Directions for this task =
Every entry in the following listing must be restated word for word, though not its pictures.

==*==

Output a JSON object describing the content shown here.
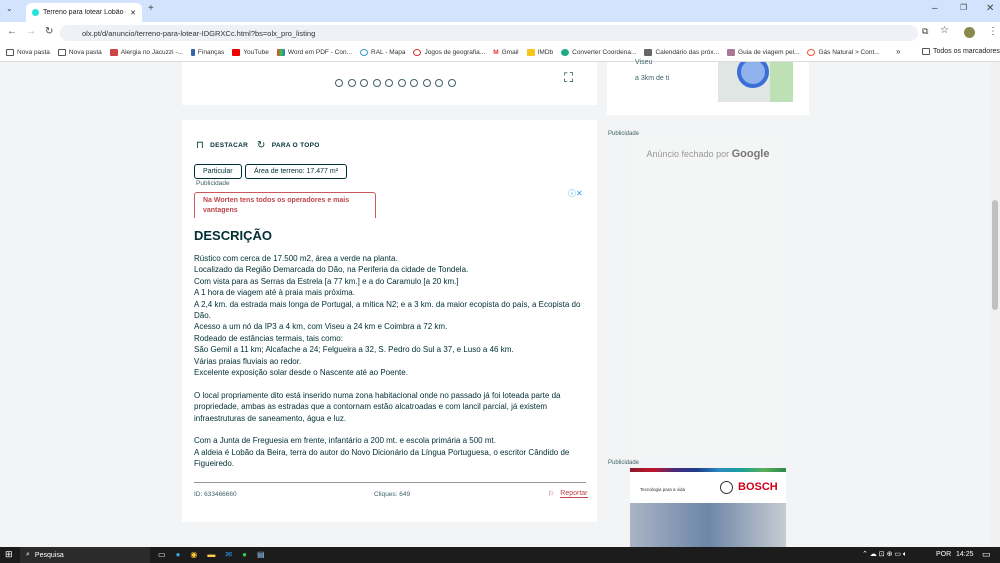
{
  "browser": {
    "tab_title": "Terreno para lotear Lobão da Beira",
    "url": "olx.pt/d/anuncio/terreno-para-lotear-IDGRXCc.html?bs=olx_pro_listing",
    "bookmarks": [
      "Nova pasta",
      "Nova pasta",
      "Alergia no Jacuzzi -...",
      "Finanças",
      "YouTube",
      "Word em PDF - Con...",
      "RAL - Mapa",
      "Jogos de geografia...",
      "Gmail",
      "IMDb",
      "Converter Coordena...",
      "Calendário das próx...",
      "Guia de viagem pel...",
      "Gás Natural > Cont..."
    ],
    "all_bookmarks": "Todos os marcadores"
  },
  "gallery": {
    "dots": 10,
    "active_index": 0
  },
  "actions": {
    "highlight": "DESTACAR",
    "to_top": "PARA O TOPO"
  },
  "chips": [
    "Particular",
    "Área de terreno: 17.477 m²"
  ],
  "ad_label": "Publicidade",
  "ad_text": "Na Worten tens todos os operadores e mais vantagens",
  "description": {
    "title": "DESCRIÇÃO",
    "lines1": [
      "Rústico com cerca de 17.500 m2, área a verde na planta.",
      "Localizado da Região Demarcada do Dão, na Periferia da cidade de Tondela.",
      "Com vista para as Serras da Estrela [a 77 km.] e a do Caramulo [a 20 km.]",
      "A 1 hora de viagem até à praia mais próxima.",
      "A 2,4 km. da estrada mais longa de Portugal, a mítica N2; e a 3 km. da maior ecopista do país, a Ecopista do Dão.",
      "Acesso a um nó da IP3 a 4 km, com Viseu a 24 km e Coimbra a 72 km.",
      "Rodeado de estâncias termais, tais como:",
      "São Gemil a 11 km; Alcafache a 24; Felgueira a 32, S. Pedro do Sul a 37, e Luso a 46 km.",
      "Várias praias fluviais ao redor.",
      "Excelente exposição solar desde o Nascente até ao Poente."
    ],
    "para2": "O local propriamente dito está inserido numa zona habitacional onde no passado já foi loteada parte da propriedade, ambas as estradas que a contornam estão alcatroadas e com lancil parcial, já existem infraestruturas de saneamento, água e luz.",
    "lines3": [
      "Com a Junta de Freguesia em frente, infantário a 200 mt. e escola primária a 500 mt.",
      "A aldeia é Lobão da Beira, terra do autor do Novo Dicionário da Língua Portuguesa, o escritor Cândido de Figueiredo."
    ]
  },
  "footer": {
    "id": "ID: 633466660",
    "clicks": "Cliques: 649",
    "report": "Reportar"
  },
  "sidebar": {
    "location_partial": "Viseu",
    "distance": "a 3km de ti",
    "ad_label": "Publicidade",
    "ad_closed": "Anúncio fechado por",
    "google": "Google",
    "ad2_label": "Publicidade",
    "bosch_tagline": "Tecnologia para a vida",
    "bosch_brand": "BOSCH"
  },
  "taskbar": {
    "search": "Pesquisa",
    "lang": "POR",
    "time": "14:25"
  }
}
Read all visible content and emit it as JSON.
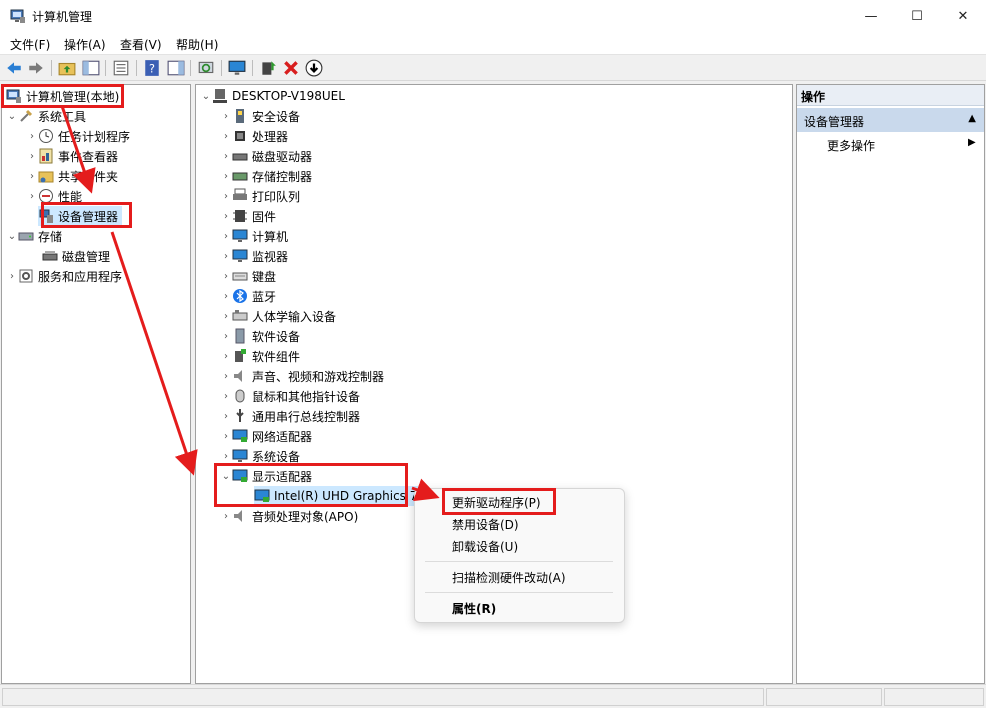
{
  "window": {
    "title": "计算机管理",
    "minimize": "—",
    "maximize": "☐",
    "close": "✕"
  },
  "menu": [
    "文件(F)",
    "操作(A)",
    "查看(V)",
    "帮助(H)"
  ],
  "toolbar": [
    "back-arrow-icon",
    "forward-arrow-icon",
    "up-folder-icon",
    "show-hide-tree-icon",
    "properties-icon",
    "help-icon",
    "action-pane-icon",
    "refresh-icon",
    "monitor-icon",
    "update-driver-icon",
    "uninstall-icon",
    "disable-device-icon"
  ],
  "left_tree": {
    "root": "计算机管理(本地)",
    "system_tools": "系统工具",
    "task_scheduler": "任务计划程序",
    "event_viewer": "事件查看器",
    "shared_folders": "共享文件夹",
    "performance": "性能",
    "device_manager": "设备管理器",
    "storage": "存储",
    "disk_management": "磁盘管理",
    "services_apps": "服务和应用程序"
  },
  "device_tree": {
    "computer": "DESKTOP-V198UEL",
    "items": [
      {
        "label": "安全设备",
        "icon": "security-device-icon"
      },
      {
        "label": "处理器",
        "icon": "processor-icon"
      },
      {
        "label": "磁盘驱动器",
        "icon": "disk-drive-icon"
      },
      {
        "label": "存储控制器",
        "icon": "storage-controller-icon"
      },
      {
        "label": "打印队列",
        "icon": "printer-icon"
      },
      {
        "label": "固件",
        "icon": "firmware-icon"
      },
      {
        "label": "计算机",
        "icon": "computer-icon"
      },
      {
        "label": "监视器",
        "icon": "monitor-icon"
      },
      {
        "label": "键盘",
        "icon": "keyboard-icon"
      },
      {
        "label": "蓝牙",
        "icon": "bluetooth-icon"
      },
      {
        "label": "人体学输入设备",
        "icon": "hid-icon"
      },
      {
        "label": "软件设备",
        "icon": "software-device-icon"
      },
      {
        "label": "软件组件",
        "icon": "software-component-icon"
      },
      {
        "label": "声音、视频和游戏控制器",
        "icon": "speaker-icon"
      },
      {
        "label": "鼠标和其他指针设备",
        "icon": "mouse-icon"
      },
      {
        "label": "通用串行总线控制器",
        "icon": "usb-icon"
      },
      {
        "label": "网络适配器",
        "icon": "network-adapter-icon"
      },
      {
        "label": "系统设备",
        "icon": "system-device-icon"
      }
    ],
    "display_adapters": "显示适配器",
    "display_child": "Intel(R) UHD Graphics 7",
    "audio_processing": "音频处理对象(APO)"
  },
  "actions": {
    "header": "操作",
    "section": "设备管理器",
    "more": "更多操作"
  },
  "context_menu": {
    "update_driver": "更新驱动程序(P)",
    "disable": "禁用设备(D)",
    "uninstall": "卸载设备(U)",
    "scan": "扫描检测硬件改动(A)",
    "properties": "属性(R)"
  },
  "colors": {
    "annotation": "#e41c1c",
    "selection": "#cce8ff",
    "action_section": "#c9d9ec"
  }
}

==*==

Written reply =
Output a JSON object describing the content shown here.
{
  "browser": {
    "tab_title": "Terreno para lotear Lobão da Beira",
    "url": "olx.pt/d/anuncio/terreno-para-lotear-IDGRXCc.html?bs=olx_pro_listing",
    "bookmarks": [
      "Nova pasta",
      "Nova pasta",
      "Alergia no Jacuzzi -...",
      "Finanças",
      "YouTube",
      "Word em PDF - Con...",
      "RAL - Mapa",
      "Jogos de geografia...",
      "Gmail",
      "IMDb",
      "Converter Coordena...",
      "Calendário das próx...",
      "Guia de viagem pel...",
      "Gás Natural > Cont..."
    ],
    "all_bookmarks": "Todos os marcadores"
  },
  "gallery": {
    "dots": 10,
    "active_index": 0
  },
  "actions": {
    "highlight": "DESTACAR",
    "to_top": "PARA O TOPO"
  },
  "chips": [
    "Particular",
    "Área de terreno: 17.477 m²"
  ],
  "ad_label": "Publicidade",
  "ad_text": "Na Worten tens todos os operadores e mais vantagens",
  "description": {
    "title": "DESCRIÇÃO",
    "lines1": [
      "Rústico com cerca de 17.500 m2, área a verde na planta.",
      "Localizado da Região Demarcada do Dão, na Periferia da cidade de Tondela.",
      "Com vista para as Serras da Estrela [a 77 km.] e a do Caramulo [a 20 km.]",
      "A 1 hora de viagem até à praia mais próxima.",
      "A 2,4 km. da estrada mais longa de Portugal, a mítica N2; e a 3 km. da maior ecopista do país, a Ecopista do Dão.",
      "Acesso a um nó da IP3 a 4 km, com Viseu a 24 km e Coimbra a 72 km.",
      "Rodeado de estâncias termais, tais como:",
      "São Gemil a 11 km; Alcafache a 24; Felgueira a 32, S. Pedro do Sul a 37, e Luso a 46 km.",
      "Várias praias fluviais ao redor.",
      "Excelente exposição solar desde o Nascente até ao Poente."
    ],
    "para2": "O local propriamente dito está inserido numa zona habitacional onde no passado já foi loteada parte da propriedade, ambas as estradas que a contornam estão alcatroadas e com lancil parcial, já existem infraestruturas de saneamento, água e luz.",
    "lines3": [
      "Com a Junta de Freguesia em frente, infantário a 200 mt. e escola primária a 500 mt.",
      "A aldeia é Lobão da Beira, terra do autor do Novo Dicionário da Língua Portuguesa, o escritor Cândido de Figueiredo."
    ]
  },
  "footer": {
    "id": "ID: 633466660",
    "clicks": "Cliques: 649",
    "report": "Reportar"
  },
  "sidebar": {
    "location_partial": "Viseu",
    "distance": "a 3km de ti",
    "ad_label": "Publicidade",
    "ad_closed": "Anúncio fechado por",
    "google": "Google",
    "ad2_label": "Publicidade",
    "bosch_tagline": "Tecnologia para a vida",
    "bosch_brand": "BOSCH"
  },
  "taskbar": {
    "search": "Pesquisa",
    "lang": "POR",
    "time": "14:25"
  }
}
Read all visible content and emit it as JSON.
{
  "window": {
    "title": "计算机管理",
    "minimize": "—",
    "maximize": "☐",
    "close": "✕"
  },
  "menu": [
    "文件(F)",
    "操作(A)",
    "查看(V)",
    "帮助(H)"
  ],
  "toolbar": [
    "back-arrow-icon",
    "forward-arrow-icon",
    "up-folder-icon",
    "show-hide-tree-icon",
    "properties-icon",
    "help-icon",
    "action-pane-icon",
    "refresh-icon",
    "monitor-icon",
    "update-driver-icon",
    "uninstall-icon",
    "disable-device-icon"
  ],
  "left_tree": {
    "root": "计算机管理(本地)",
    "system_tools": "系统工具",
    "task_scheduler": "任务计划程序",
    "event_viewer": "事件查看器",
    "shared_folders": "共享文件夹",
    "performance": "性能",
    "device_manager": "设备管理器",
    "storage": "存储",
    "disk_management": "磁盘管理",
    "services_apps": "服务和应用程序"
  },
  "device_tree": {
    "computer": "DESKTOP-V198UEL",
    "items": [
      {
        "label": "安全设备",
        "icon": "security-device-icon"
      },
      {
        "label": "处理器",
        "icon": "processor-icon"
      },
      {
        "label": "磁盘驱动器",
        "icon": "disk-drive-icon"
      },
      {
        "label": "存储控制器",
        "icon": "storage-controller-icon"
      },
      {
        "label": "打印队列",
        "icon": "printer-icon"
      },
      {
        "label": "固件",
        "icon": "firmware-icon"
      },
      {
        "label": "计算机",
        "icon": "computer-icon"
      },
      {
        "label": "监视器",
        "icon": "monitor-icon"
      },
      {
        "label": "键盘",
        "icon": "keyboard-icon"
      },
      {
        "label": "蓝牙",
        "icon": "bluetooth-icon"
      },
      {
        "label": "人体学输入设备",
        "icon": "hid-icon"
      },
      {
        "label": "软件设备",
        "icon": "software-device-icon"
      },
      {
        "label": "软件组件",
        "icon": "software-component-icon"
      },
      {
        "label": "声音、视频和游戏控制器",
        "icon": "speaker-icon"
      },
      {
        "label": "鼠标和其他指针设备",
        "icon": "mouse-icon"
      },
      {
        "label": "通用串行总线控制器",
        "icon": "usb-icon"
      },
      {
        "label": "网络适配器",
        "icon": "network-adapter-icon"
      },
      {
        "label": "系统设备",
        "icon": "system-device-icon"
      }
    ],
    "display_adapters": "显示适配器",
    "display_child": "Intel(R) UHD Graphics 7",
    "audio_processing": "音频处理对象(APO)"
  },
  "actions": {
    "header": "操作",
    "section": "设备管理器",
    "more": "更多操作"
  },
  "context_menu": {
    "update_driver": "更新驱动程序(P)",
    "disable": "禁用设备(D)",
    "uninstall": "卸载设备(U)",
    "scan": "扫描检测硬件改动(A)",
    "properties": "属性(R)"
  },
  "colors": {
    "annotation": "#e41c1c",
    "selection": "#cce8ff",
    "action_section": "#c9d9ec"
  }
}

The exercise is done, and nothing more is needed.